'''
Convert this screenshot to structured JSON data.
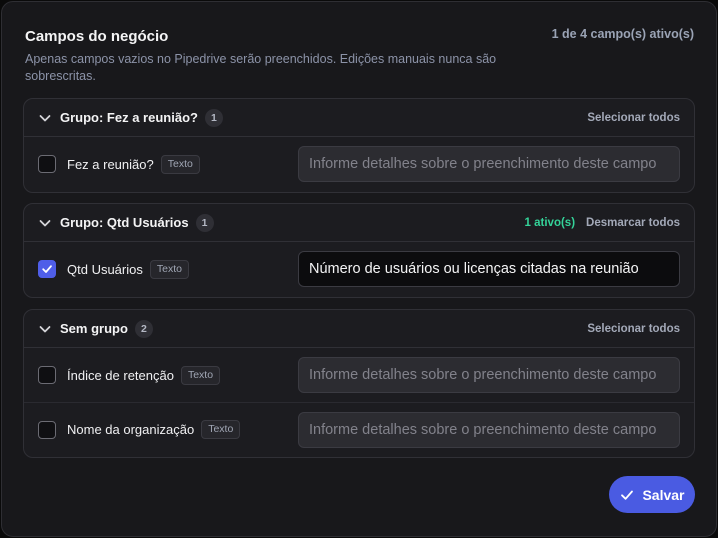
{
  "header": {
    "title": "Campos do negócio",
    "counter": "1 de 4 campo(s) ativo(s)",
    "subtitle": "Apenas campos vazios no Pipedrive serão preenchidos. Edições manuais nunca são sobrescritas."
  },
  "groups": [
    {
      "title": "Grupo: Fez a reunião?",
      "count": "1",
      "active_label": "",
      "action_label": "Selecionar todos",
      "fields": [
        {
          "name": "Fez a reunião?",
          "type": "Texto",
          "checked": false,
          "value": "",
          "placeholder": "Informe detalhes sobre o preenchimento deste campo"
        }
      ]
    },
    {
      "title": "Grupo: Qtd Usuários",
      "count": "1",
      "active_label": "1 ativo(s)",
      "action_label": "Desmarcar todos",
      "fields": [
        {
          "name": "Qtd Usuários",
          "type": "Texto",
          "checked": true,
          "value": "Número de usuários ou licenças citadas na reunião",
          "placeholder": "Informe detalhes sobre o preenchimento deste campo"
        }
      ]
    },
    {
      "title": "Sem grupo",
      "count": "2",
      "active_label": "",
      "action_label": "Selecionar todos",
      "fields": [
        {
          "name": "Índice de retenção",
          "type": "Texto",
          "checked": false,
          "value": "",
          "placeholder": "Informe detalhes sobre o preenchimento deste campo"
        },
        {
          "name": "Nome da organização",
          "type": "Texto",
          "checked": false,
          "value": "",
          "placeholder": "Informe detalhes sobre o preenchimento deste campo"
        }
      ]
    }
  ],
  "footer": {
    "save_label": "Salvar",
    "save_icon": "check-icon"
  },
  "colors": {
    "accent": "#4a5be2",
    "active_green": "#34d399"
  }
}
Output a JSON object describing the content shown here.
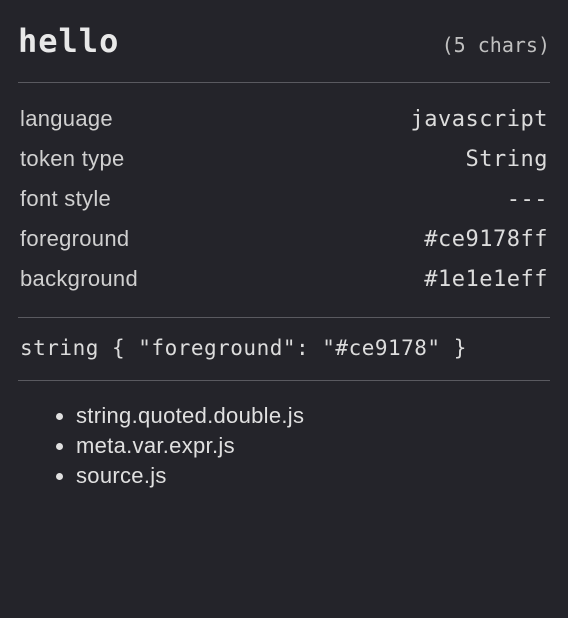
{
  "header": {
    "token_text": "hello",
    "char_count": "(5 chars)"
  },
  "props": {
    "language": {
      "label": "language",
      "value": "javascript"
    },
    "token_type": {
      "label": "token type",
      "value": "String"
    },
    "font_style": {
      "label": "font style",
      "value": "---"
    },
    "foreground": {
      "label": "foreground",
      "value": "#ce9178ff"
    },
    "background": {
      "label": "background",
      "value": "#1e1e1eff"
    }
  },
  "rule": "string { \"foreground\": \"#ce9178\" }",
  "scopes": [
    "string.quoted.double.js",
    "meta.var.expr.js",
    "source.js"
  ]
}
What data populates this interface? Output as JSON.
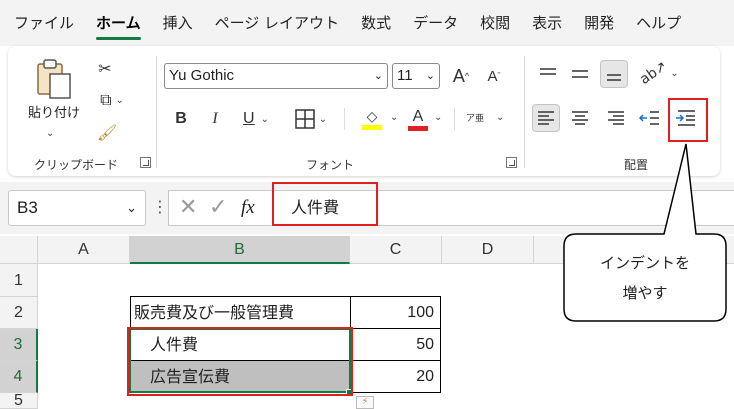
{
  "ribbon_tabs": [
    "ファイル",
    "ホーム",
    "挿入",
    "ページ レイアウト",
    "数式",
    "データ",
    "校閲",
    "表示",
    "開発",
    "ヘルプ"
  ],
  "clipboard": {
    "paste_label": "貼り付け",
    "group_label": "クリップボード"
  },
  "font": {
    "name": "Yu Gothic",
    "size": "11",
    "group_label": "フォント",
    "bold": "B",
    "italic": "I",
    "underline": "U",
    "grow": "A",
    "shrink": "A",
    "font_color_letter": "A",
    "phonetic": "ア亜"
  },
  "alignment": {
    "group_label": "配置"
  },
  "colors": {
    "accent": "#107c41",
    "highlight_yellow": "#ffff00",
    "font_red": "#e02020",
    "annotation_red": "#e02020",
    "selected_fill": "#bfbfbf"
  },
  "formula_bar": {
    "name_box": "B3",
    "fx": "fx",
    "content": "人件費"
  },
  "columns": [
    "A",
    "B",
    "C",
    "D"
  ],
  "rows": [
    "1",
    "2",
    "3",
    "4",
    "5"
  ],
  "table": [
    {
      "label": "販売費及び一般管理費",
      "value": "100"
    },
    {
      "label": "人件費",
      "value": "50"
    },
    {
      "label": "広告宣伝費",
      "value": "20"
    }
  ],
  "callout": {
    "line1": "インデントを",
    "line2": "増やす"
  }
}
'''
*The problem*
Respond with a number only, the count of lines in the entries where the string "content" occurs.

*Exercise result*
2